**Task requirements:** Scan each line of the entries below for the word "goBack" and count the ones where it appears. The answer is that number alone.

**Data shown:**

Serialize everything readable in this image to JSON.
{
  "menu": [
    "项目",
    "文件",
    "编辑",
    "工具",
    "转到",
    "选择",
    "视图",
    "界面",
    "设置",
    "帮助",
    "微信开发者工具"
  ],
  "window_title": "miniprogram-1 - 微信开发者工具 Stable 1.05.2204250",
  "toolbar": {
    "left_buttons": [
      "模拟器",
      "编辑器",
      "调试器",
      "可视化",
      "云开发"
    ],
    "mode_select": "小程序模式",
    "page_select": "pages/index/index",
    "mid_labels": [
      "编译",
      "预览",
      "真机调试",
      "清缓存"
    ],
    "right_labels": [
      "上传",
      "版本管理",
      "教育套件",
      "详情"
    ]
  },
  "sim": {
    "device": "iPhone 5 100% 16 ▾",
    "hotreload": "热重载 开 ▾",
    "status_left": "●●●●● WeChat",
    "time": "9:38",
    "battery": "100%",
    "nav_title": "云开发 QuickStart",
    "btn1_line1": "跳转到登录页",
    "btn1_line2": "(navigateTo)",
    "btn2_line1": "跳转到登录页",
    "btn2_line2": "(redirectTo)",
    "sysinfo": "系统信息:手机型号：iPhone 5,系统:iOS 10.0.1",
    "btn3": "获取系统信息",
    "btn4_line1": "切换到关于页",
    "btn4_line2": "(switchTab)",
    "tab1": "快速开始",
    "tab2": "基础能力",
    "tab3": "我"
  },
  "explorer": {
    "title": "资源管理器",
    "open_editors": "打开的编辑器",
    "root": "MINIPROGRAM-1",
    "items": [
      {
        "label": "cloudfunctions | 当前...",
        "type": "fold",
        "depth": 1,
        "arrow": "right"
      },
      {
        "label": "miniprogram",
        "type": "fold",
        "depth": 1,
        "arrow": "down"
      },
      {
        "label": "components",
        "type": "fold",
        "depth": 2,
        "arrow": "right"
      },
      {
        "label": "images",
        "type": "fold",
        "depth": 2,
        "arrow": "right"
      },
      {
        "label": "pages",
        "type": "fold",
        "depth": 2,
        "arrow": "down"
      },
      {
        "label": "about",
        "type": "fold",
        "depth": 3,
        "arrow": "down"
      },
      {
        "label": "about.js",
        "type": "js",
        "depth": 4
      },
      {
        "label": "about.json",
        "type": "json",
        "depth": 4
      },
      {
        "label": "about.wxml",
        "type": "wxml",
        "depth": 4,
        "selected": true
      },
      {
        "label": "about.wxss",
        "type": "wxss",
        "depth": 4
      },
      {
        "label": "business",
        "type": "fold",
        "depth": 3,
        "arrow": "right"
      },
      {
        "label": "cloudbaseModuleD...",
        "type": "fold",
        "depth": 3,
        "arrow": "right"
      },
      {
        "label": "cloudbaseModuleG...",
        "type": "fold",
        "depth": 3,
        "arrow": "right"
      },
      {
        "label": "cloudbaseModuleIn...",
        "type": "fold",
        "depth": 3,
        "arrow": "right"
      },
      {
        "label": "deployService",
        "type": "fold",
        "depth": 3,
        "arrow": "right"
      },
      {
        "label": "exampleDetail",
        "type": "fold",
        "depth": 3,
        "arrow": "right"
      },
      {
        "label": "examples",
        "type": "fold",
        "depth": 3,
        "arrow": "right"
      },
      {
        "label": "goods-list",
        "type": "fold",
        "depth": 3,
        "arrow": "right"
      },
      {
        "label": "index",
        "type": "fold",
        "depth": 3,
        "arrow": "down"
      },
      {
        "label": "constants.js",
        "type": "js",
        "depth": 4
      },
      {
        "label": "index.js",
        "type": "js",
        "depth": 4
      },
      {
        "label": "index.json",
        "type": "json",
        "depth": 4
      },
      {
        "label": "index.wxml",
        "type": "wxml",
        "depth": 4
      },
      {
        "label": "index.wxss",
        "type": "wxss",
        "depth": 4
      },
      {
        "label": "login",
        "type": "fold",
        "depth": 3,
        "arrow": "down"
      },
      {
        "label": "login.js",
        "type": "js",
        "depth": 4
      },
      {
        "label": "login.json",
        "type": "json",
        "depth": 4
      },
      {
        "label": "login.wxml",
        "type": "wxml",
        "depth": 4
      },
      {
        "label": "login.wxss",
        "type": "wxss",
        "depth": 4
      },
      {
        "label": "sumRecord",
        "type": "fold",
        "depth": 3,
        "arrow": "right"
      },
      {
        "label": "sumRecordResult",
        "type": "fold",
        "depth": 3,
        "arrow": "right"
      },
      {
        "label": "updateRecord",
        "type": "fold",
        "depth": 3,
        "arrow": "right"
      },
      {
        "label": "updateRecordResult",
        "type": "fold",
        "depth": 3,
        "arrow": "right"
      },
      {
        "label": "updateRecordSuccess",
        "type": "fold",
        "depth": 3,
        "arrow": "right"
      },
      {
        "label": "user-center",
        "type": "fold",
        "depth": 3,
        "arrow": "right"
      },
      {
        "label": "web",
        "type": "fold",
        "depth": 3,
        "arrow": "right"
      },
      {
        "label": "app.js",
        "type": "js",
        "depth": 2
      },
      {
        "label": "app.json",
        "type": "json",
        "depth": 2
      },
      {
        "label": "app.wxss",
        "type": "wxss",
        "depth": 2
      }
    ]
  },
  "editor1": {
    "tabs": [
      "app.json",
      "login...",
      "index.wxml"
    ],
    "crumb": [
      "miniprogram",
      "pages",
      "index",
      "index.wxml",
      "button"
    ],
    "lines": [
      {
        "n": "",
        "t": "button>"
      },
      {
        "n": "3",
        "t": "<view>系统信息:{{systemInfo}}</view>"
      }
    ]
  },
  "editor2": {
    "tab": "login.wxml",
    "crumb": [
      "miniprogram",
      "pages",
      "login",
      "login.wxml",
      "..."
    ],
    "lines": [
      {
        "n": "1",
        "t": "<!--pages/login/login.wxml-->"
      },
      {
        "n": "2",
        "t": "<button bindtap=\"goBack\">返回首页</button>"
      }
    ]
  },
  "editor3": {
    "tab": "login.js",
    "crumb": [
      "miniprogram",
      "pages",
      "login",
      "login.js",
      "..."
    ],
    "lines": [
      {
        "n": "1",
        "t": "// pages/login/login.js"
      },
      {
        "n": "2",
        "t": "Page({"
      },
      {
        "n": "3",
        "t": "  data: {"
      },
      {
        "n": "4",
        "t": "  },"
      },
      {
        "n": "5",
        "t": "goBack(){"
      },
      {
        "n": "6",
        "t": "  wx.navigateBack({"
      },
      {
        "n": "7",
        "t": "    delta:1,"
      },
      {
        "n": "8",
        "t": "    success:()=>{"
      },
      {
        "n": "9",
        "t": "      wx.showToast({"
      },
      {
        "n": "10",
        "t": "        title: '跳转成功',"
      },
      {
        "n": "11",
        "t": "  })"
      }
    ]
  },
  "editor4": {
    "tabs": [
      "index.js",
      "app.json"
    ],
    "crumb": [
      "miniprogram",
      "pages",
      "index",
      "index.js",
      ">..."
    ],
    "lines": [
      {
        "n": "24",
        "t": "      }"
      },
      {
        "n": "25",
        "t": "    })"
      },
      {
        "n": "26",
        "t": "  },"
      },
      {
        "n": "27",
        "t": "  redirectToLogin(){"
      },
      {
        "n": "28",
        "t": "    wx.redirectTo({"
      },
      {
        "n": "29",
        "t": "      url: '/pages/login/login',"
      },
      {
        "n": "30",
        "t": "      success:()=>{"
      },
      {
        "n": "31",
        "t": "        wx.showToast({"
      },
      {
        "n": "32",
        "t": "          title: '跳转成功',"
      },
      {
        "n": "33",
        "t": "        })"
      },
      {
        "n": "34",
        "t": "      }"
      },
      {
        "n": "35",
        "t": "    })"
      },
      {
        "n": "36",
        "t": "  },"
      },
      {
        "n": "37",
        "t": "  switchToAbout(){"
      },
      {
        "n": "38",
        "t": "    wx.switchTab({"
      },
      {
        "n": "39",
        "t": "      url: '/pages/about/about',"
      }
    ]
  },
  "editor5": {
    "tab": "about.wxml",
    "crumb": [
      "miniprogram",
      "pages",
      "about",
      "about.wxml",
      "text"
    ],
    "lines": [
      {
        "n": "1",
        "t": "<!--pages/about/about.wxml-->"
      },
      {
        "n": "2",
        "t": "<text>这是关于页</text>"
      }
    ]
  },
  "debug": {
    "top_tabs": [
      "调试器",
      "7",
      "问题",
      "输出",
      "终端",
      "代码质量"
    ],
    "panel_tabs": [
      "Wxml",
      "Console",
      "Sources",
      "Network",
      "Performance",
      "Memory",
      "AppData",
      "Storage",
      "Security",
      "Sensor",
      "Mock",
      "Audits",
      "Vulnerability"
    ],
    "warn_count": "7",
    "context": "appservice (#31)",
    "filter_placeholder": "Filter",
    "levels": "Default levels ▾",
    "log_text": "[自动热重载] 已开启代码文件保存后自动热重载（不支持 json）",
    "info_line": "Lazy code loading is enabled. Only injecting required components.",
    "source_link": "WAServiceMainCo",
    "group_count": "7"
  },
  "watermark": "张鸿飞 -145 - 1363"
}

**Answer box:** 2